Copy every record below, exactly as written.

__________________________________________________

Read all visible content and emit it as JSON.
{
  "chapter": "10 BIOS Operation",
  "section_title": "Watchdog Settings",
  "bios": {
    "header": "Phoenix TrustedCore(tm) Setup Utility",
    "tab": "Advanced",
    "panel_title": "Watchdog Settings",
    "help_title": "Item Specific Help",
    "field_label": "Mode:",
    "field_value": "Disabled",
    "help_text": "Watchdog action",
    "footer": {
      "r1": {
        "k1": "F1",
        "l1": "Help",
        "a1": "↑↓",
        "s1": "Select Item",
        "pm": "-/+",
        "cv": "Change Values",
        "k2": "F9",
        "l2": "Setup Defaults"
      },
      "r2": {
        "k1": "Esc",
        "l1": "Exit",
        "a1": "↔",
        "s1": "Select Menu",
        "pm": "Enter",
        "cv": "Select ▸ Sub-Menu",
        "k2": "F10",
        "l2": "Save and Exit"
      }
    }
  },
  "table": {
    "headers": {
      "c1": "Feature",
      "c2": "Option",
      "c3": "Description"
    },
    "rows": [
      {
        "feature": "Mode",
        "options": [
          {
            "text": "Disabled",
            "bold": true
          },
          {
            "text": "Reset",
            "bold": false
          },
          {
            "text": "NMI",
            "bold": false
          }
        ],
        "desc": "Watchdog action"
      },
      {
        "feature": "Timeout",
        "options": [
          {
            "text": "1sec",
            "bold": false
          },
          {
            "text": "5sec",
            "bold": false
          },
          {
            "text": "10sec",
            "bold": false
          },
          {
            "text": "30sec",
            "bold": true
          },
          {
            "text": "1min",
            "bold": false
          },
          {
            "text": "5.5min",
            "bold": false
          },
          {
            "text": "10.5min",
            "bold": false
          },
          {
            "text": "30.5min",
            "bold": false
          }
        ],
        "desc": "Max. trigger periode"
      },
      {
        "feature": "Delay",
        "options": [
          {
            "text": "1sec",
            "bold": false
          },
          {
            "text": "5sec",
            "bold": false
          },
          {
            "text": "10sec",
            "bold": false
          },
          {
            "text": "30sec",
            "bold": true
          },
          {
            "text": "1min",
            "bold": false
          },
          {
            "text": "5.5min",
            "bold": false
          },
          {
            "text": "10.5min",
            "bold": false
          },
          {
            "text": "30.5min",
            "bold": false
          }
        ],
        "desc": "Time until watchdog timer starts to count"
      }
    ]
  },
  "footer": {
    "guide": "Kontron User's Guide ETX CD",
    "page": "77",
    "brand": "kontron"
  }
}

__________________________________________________

→ **Answer space**:
Read all visible content and emit it as JSON.
{
  "chapter": "10 BIOS Operation",
  "section_title": "Watchdog Settings",
  "bios": {
    "header": "Phoenix TrustedCore(tm) Setup Utility",
    "tab": "Advanced",
    "panel_title": "Watchdog Settings",
    "help_title": "Item Specific Help",
    "field_label": "Mode:",
    "field_value": "Disabled",
    "help_text": "Watchdog action",
    "footer": {
      "r1": {
        "k1": "F1",
        "l1": "Help",
        "a1": "↑↓",
        "s1": "Select Item",
        "pm": "-/+",
        "cv": "Change Values",
        "k2": "F9",
        "l2": "Setup Defaults"
      },
      "r2": {
        "k1": "Esc",
        "l1": "Exit",
        "a1": "↔",
        "s1": "Select Menu",
        "pm": "Enter",
        "cv": "Select ▸ Sub-Menu",
        "k2": "F10",
        "l2": "Save and Exit"
      }
    }
  },
  "table": {
    "headers": {
      "c1": "Feature",
      "c2": "Option",
      "c3": "Description"
    },
    "rows": [
      {
        "feature": "Mode",
        "options": [
          {
            "text": "Disabled",
            "bold": true
          },
          {
            "text": "Reset",
            "bold": false
          },
          {
            "text": "NMI",
            "bold": false
          }
        ],
        "desc": "Watchdog action"
      },
      {
        "feature": "Timeout",
        "options": [
          {
            "text": "1sec",
            "bold": false
          },
          {
            "text": "5sec",
            "bold": false
          },
          {
            "text": "10sec",
            "bold": false
          },
          {
            "text": "30sec",
            "bold": true
          },
          {
            "text": "1min",
            "bold": false
          },
          {
            "text": "5.5min",
            "bold": false
          },
          {
            "text": "10.5min",
            "bold": false
          },
          {
            "text": "30.5min",
            "bold": false
          }
        ],
        "desc": "Max. trigger periode"
      },
      {
        "feature": "Delay",
        "options": [
          {
            "text": "1sec",
            "bold": false
          },
          {
            "text": "5sec",
            "bold": false
          },
          {
            "text": "10sec",
            "bold": false
          },
          {
            "text": "30sec",
            "bold": true
          },
          {
            "text": "1min",
            "bold": false
          },
          {
            "text": "5.5min",
            "bold": false
          },
          {
            "text": "10.5min",
            "bold": false
          },
          {
            "text": "30.5min",
            "bold": false
          }
        ],
        "desc": "Time until watchdog timer starts to count"
      }
    ]
  },
  "footer": {
    "guide": "Kontron User's Guide ETX CD",
    "page": "77",
    "brand": "kontron"
  }
}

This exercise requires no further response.